Saturday, May 24, 2008
As a child I remember watching Where in the World is Carmen San Diego? One of the questions was something like "Which group did Mennonites come from?" The options included Quakers and Amish. The answer was the Amish, but the show had it wrong. Mennonites didn't come from the Amish, it is the other way around. The Amish broke from the Mennonites in 1693. Perhaps the producers assumed that liberals would break from conservatives, but in many cases conservatives decide they no longer want contact with the more liberal elements.
There is a lot of information and misinformation out there about Mennonites and Amish. I grew up in a Mennonite home and today am a Mennonite pastor. Three of my grandparents grew up in Old Order Amish homes, but all of them left the Amish for the Mennonites when they were baptized as young adults.
I have wondered about the Amish background in my family. What difference, if any, does it make in the way I express my Christian faith today as a Mennonite? Many Mennonites are aware that the Amish divided from us centuries ago. Much fewer realize that about a century ago there was a significant merger of Amish and Mennonites. These more liberal Amish started calling themselves Amish Mennonites, began to meet in meeting houses rather homes, and formed area conferences like the Mennonites. Eventually most of these Amish Mennonite conferences merged with Mennonite ones, and they dropped the word Amish from their name, so Clinton Frame Amish Mennonite Church became Clinton Frame Mennonite Church. The awareness of this Amish heritage disappeared along with the name. My mother was baptized at Clinton Frame, but had no idea it was once Amish.
In this blog I explore the ways Amish and Mennonites have connected and disconnected through the centuries. That is why I have called this blog Amish Mennonite, not because I claim to be Amish Mennonite. Some groups still use that name, but I am not a part of them. I am a Mennonite interested in the Amish.

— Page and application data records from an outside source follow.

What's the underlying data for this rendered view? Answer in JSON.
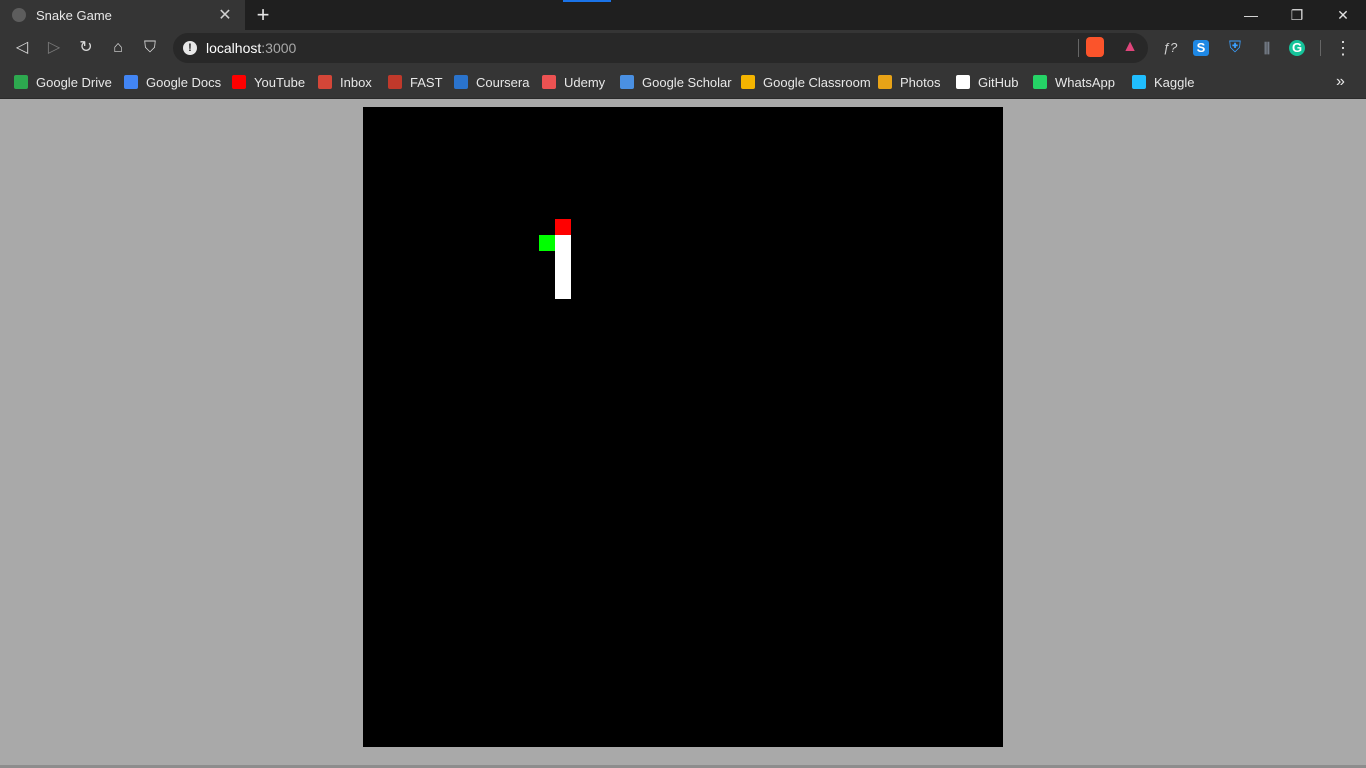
{
  "tab": {
    "title": "Snake Game",
    "close": "✕"
  },
  "newtab": "+",
  "window_controls": {
    "minimize": "—",
    "restore": "❐",
    "close": "✕"
  },
  "url": {
    "host": "localhost",
    "port": ":3000"
  },
  "nav": {
    "back": "◁",
    "forward": "▷",
    "reload": "↻",
    "home": "⌂",
    "bookmark": "⛉"
  },
  "extensions": {
    "f": "ƒ?",
    "s": "S",
    "g": "G",
    "menu": "⋮"
  },
  "bookmarks": [
    {
      "label": "Google Drive",
      "icon": "drive-icon",
      "color": "#2da94f"
    },
    {
      "label": "Google Docs",
      "icon": "docs-icon",
      "color": "#4285f4"
    },
    {
      "label": "YouTube",
      "icon": "youtube-icon",
      "color": "#ff0000"
    },
    {
      "label": "Inbox",
      "icon": "gmail-icon",
      "color": "#d44638"
    },
    {
      "label": "FAST",
      "icon": "fast-icon",
      "color": "#c0392b"
    },
    {
      "label": "Coursera",
      "icon": "coursera-icon",
      "color": "#2a73cc"
    },
    {
      "label": "Udemy",
      "icon": "udemy-icon",
      "color": "#ec5252"
    },
    {
      "label": "Google Scholar",
      "icon": "scholar-icon",
      "color": "#4a90e2"
    },
    {
      "label": "Google Classroom",
      "icon": "classroom-icon",
      "color": "#f4b400"
    },
    {
      "label": "Photos",
      "icon": "photos-icon",
      "color": "#e8a317"
    },
    {
      "label": "GitHub",
      "icon": "github-icon",
      "color": "#ffffff"
    },
    {
      "label": "WhatsApp",
      "icon": "whatsapp-icon",
      "color": "#25d366"
    },
    {
      "label": "Kaggle",
      "icon": "kaggle-icon",
      "color": "#20beff"
    }
  ],
  "overflow": "»",
  "game": {
    "grid_cols": 40,
    "grid_rows": 40,
    "background": "#000000",
    "food": {
      "col": 12,
      "row": 7,
      "color": "#ff0000"
    },
    "snake_head": {
      "col": 11,
      "row": 8,
      "color": "#00ff00"
    },
    "snake_body": [
      {
        "col": 12,
        "row": 8
      },
      {
        "col": 12,
        "row": 9
      },
      {
        "col": 12,
        "row": 10
      },
      {
        "col": 12,
        "row": 11
      }
    ],
    "snake_body_color": "#ffffff"
  }
}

On the one hand the Amish are the most conservative part of the family tree. But on the other you have Amish like the Stuckey Amish (now merged with the Central District Conference of the Mennonite Church USA) who were very lenient about discipline, especially not wanting conference to ever tell congregations what they should do. Or there is Oak Grove (Amish) Mennonite Church, where the preeminent Mennonite theologian John Howard Yoder was raised. So I am curious about whether there is something that binds the Old Order with the progressives. What part of the Amish heritage might still be at work among these more progressive elements?
This mostly going to be a travelogue. I will include personal details but also history, geography, theology, and genealogy. I may eventually include an annotated bibliography, but at the moment I will say that the book to read on the Amish is A History of the Amish (Intercourse, Pennsylvania: Good Books, 2003 (revised)), by Steve Nolt, a history classmate of mine at Goshen College years ago.

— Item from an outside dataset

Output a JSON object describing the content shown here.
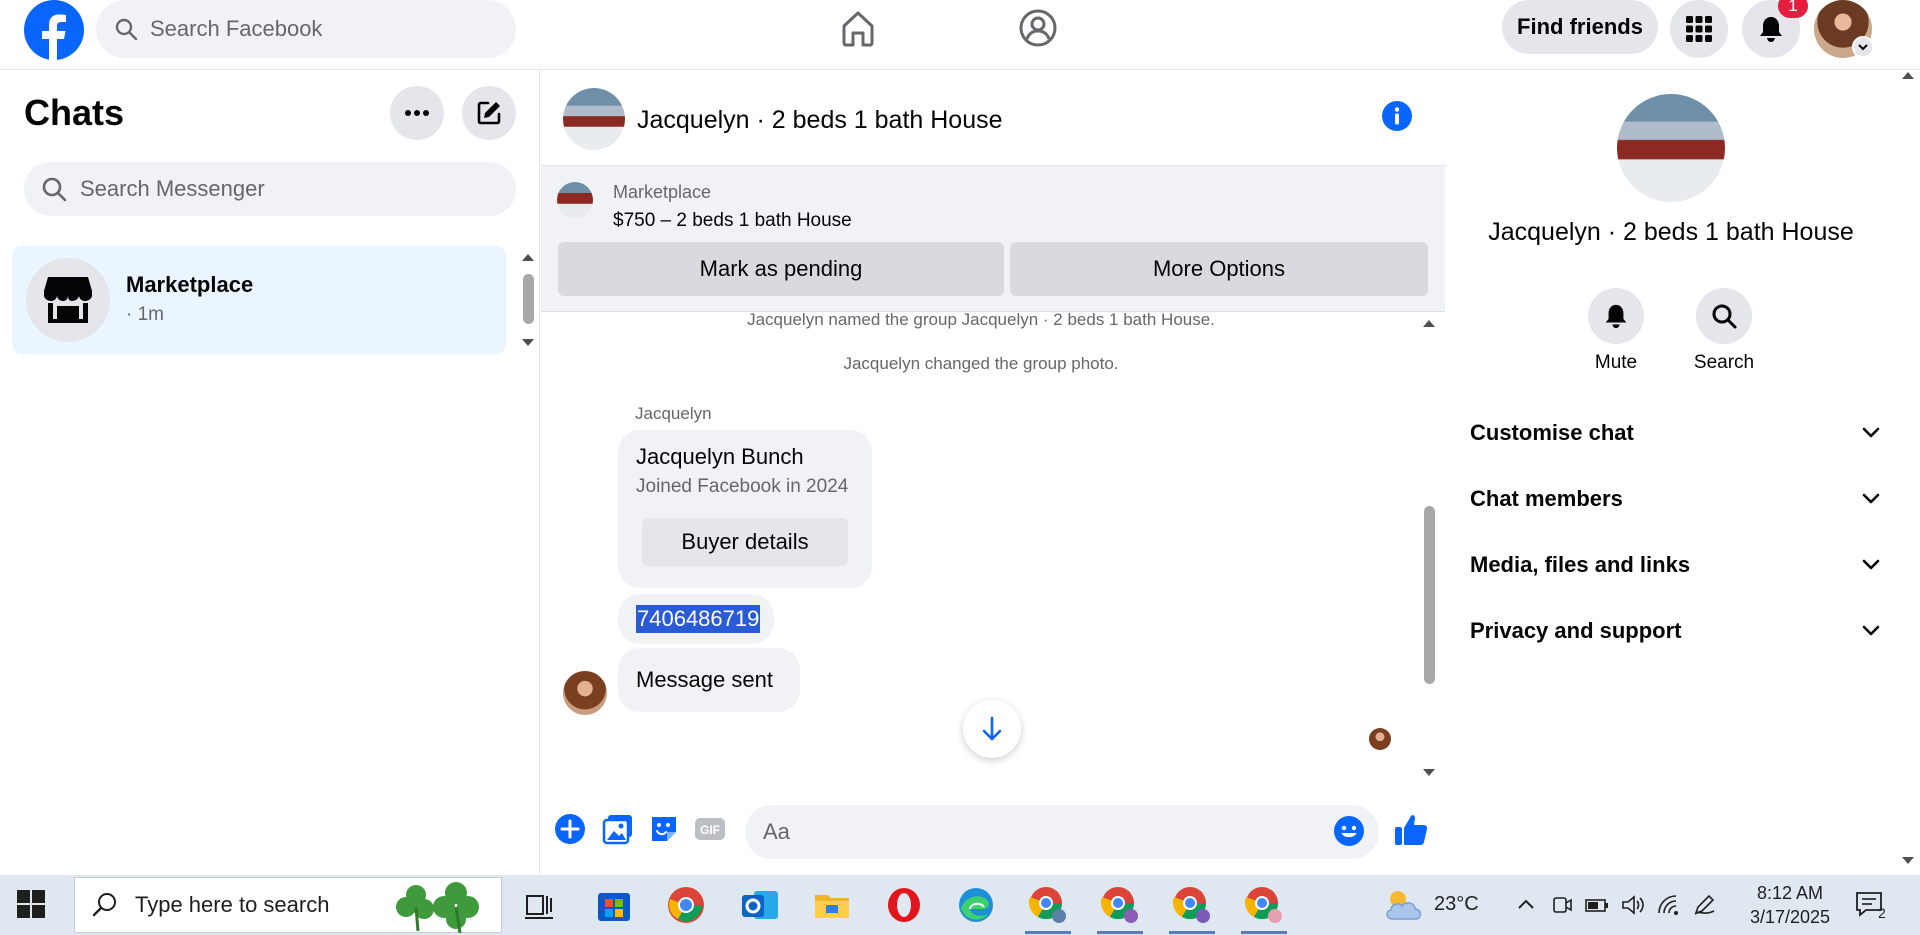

Thanks for stopping by my blog and reading what I have to say. This is my first attempt at this so I hope technical issues are not a problem. Peace.